◆ Record extracts ◆
....

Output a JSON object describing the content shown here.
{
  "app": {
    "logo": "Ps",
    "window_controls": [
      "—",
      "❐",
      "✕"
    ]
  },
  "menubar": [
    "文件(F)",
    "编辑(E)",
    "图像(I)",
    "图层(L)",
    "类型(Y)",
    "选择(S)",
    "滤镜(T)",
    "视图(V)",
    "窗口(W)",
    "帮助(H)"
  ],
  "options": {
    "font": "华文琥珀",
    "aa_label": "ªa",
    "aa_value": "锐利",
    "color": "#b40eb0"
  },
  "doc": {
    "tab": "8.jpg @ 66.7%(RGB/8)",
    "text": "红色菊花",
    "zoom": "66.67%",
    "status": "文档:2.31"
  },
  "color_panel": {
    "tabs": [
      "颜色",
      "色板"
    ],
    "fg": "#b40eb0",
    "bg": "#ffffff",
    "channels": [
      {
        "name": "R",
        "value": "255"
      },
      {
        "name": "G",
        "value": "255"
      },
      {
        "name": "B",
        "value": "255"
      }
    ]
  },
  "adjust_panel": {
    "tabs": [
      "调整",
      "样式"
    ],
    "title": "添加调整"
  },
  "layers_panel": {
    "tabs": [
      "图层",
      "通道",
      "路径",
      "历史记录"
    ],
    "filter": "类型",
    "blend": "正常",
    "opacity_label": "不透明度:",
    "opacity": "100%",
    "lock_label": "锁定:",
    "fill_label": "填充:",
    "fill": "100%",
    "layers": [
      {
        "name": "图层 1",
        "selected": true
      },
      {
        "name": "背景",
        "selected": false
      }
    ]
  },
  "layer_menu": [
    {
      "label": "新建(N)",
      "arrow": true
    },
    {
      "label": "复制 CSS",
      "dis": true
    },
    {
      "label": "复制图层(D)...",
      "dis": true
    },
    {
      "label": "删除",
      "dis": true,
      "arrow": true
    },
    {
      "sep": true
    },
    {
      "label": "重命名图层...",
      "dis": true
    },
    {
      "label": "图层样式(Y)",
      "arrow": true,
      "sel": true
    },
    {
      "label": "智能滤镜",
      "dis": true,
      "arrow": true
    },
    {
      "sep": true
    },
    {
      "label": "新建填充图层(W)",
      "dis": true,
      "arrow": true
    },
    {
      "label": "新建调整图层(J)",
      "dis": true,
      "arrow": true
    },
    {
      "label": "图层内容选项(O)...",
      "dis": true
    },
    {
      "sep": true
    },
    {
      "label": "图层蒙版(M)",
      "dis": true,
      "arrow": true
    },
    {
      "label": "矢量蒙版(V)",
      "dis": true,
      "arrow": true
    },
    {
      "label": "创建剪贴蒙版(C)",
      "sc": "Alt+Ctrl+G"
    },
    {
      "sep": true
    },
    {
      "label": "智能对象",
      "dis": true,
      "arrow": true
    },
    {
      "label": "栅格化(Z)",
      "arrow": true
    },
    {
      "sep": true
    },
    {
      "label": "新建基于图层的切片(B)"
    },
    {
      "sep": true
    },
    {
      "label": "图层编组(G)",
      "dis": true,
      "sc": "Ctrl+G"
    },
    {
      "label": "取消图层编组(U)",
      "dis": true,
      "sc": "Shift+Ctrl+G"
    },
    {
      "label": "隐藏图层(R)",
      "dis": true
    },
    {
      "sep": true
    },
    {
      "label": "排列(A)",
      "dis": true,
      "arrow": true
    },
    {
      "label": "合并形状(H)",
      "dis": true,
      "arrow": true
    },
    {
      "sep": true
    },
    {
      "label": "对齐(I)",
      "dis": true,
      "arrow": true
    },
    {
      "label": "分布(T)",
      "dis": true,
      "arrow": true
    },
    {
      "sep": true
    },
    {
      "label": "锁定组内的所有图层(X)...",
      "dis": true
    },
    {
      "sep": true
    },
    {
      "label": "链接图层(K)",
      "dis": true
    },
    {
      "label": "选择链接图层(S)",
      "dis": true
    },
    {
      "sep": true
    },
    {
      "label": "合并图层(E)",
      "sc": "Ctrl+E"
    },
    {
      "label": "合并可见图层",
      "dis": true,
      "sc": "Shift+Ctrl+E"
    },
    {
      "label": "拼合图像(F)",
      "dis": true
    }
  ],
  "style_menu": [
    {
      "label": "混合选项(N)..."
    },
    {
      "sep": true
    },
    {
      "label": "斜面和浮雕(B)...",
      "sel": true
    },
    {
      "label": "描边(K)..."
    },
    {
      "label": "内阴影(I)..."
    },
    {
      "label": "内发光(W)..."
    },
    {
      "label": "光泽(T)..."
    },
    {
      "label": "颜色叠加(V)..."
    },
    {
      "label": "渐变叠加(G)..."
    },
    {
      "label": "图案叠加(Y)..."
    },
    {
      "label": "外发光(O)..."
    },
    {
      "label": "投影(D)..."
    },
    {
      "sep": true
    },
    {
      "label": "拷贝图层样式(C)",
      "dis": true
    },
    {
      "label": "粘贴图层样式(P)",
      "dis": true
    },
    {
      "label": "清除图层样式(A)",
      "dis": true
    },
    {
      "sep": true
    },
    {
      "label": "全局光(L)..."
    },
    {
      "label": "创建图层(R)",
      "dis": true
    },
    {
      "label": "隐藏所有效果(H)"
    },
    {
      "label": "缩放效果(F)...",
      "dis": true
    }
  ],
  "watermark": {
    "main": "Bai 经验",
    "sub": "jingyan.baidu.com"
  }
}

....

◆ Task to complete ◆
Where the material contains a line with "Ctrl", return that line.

◆ Exercise response ◆
      "sc": "Alt+Ctrl+G"
      "sc": "Ctrl+G"
      "sc": "Shift+Ctrl+G"
      "sc": "Ctrl+E"
      "sc": "Shift+Ctrl+E"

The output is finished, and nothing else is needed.